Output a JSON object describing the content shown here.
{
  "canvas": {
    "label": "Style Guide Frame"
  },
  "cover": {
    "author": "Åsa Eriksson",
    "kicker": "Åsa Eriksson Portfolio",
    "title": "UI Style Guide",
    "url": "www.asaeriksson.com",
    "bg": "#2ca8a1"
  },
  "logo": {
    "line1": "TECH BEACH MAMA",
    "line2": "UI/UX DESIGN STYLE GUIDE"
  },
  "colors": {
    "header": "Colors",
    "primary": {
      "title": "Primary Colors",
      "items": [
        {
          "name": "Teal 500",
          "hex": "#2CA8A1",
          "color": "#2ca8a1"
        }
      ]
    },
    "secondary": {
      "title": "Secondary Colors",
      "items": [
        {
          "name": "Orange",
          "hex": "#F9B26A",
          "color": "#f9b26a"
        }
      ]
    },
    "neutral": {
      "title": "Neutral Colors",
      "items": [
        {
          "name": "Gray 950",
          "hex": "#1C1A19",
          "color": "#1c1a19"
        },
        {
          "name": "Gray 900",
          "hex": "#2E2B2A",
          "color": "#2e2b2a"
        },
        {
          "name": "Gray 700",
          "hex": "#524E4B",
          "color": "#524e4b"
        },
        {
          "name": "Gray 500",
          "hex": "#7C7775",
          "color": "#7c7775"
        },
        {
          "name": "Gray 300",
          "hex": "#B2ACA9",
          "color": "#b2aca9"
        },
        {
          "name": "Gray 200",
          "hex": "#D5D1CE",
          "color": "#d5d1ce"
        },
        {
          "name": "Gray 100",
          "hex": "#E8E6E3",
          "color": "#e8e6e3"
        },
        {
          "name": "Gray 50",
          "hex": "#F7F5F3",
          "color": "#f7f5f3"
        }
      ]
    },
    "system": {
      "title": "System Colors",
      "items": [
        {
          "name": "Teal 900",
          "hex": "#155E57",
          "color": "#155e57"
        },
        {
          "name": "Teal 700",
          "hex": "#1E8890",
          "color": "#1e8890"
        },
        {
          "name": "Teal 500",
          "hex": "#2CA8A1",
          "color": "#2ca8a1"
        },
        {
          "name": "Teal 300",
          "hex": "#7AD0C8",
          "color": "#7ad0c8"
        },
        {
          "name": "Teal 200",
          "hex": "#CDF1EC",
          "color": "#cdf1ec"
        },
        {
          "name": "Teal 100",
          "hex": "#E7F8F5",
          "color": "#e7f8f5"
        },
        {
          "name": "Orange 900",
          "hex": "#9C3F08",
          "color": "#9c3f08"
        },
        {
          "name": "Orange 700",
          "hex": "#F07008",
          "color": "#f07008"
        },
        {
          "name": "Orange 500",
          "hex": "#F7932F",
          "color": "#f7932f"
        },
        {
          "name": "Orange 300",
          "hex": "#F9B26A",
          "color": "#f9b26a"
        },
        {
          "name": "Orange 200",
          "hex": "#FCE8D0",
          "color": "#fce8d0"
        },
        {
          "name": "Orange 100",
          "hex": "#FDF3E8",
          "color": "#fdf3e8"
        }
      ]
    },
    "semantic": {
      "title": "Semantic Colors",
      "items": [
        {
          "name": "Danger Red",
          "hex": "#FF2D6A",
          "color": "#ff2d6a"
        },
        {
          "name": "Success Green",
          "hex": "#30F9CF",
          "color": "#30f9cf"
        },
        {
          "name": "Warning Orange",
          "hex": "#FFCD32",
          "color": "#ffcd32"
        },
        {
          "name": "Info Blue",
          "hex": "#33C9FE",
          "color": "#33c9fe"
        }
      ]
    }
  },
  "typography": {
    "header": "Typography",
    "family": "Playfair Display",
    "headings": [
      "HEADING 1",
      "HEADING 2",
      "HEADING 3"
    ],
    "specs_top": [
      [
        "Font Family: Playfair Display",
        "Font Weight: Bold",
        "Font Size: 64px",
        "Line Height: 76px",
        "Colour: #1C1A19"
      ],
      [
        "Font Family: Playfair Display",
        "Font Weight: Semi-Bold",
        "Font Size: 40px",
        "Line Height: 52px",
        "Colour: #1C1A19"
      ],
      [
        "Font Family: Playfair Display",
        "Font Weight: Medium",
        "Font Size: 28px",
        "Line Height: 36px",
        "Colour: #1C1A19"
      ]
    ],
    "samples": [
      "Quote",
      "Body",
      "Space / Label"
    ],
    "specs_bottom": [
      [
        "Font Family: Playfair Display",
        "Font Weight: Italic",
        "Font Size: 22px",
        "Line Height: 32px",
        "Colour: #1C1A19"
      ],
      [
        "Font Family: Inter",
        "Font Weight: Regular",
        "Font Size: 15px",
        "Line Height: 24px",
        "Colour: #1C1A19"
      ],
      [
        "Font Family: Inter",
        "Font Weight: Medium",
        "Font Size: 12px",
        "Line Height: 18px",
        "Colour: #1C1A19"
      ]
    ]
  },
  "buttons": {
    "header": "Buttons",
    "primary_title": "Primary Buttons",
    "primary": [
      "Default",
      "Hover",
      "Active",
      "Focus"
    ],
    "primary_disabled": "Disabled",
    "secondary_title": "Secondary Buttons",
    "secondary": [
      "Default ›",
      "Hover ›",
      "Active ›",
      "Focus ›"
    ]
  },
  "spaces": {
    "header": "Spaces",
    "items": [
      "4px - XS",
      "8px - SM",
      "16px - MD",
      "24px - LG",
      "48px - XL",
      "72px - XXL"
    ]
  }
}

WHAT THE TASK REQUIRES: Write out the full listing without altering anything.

ANSWER AREA:
Output a JSON object describing the content shown here.
{
  "canvas": {
    "label": "Style Guide Frame"
  },
  "cover": {
    "author": "Åsa Eriksson",
    "kicker": "Åsa Eriksson Portfolio",
    "title": "UI Style Guide",
    "url": "www.asaeriksson.com",
    "bg": "#2ca8a1"
  },
  "logo": {
    "line1": "TECH BEACH MAMA",
    "line2": "UI/UX DESIGN STYLE GUIDE"
  },
  "colors": {
    "header": "Colors",
    "primary": {
      "title": "Primary Colors",
      "items": [
        {
          "name": "Teal 500",
          "hex": "#2CA8A1",
          "color": "#2ca8a1"
        }
      ]
    },
    "secondary": {
      "title": "Secondary Colors",
      "items": [
        {
          "name": "Orange",
          "hex": "#F9B26A",
          "color": "#f9b26a"
        }
      ]
    },
    "neutral": {
      "title": "Neutral Colors",
      "items": [
        {
          "name": "Gray 950",
          "hex": "#1C1A19",
          "color": "#1c1a19"
        },
        {
          "name": "Gray 900",
          "hex": "#2E2B2A",
          "color": "#2e2b2a"
        },
        {
          "name": "Gray 700",
          "hex": "#524E4B",
          "color": "#524e4b"
        },
        {
          "name": "Gray 500",
          "hex": "#7C7775",
          "color": "#7c7775"
        },
        {
          "name": "Gray 300",
          "hex": "#B2ACA9",
          "color": "#b2aca9"
        },
        {
          "name": "Gray 200",
          "hex": "#D5D1CE",
          "color": "#d5d1ce"
        },
        {
          "name": "Gray 100",
          "hex": "#E8E6E3",
          "color": "#e8e6e3"
        },
        {
          "name": "Gray 50",
          "hex": "#F7F5F3",
          "color": "#f7f5f3"
        }
      ]
    },
    "system": {
      "title": "System Colors",
      "items": [
        {
          "name": "Teal 900",
          "hex": "#155E57",
          "color": "#155e57"
        },
        {
          "name": "Teal 700",
          "hex": "#1E8890",
          "color": "#1e8890"
        },
        {
          "name": "Teal 500",
          "hex": "#2CA8A1",
          "color": "#2ca8a1"
        },
        {
          "name": "Teal 300",
          "hex": "#7AD0C8",
          "color": "#7ad0c8"
        },
        {
          "name": "Teal 200",
          "hex": "#CDF1EC",
          "color": "#cdf1ec"
        },
        {
          "name": "Teal 100",
          "hex": "#E7F8F5",
          "color": "#e7f8f5"
        },
        {
          "name": "Orange 900",
          "hex": "#9C3F08",
          "color": "#9c3f08"
        },
        {
          "name": "Orange 700",
          "hex": "#F07008",
          "color": "#f07008"
        },
        {
          "name": "Orange 500",
          "hex": "#F7932F",
          "color": "#f7932f"
        },
        {
          "name": "Orange 300",
          "hex": "#F9B26A",
          "color": "#f9b26a"
        },
        {
          "name": "Orange 200",
          "hex": "#FCE8D0",
          "color": "#fce8d0"
        },
        {
          "name": "Orange 100",
          "hex": "#FDF3E8",
          "color": "#fdf3e8"
        }
      ]
    },
    "semantic": {
      "title": "Semantic Colors",
      "items": [
        {
          "name": "Danger Red",
          "hex": "#FF2D6A",
          "color": "#ff2d6a"
        },
        {
          "name": "Success Green",
          "hex": "#30F9CF",
          "color": "#30f9cf"
        },
        {
          "name": "Warning Orange",
          "hex": "#FFCD32",
          "color": "#ffcd32"
        },
        {
          "name": "Info Blue",
          "hex": "#33C9FE",
          "color": "#33c9fe"
        }
      ]
    }
  },
  "typography": {
    "header": "Typography",
    "family": "Playfair Display",
    "headings": [
      "HEADING 1",
      "HEADING 2",
      "HEADING 3"
    ],
    "specs_top": [
      [
        "Font Family: Playfair Display",
        "Font Weight: Bold",
        "Font Size: 64px",
        "Line Height: 76px",
        "Colour: #1C1A19"
      ],
      [
        "Font Family: Playfair Display",
        "Font Weight: Semi-Bold",
        "Font Size: 40px",
        "Line Height: 52px",
        "Colour: #1C1A19"
      ],
      [
        "Font Family: Playfair Display",
        "Font Weight: Medium",
        "Font Size: 28px",
        "Line Height: 36px",
        "Colour: #1C1A19"
      ]
    ],
    "samples": [
      "Quote",
      "Body",
      "Space / Label"
    ],
    "specs_bottom": [
      [
        "Font Family: Playfair Display",
        "Font Weight: Italic",
        "Font Size: 22px",
        "Line Height: 32px",
        "Colour: #1C1A19"
      ],
      [
        "Font Family: Inter",
        "Font Weight: Regular",
        "Font Size: 15px",
        "Line Height: 24px",
        "Colour: #1C1A19"
      ],
      [
        "Font Family: Inter",
        "Font Weight: Medium",
        "Font Size: 12px",
        "Line Height: 18px",
        "Colour: #1C1A19"
      ]
    ]
  },
  "buttons": {
    "header": "Buttons",
    "primary_title": "Primary Buttons",
    "primary": [
      "Default",
      "Hover",
      "Active",
      "Focus"
    ],
    "primary_disabled": "Disabled",
    "secondary_title": "Secondary Buttons",
    "secondary": [
      "Default ›",
      "Hover ›",
      "Active ›",
      "Focus ›"
    ]
  },
  "spaces": {
    "header": "Spaces",
    "items": [
      "4px - XS",
      "8px - SM",
      "16px - MD",
      "24px - LG",
      "48px - XL",
      "72px - XXL"
    ]
  }
}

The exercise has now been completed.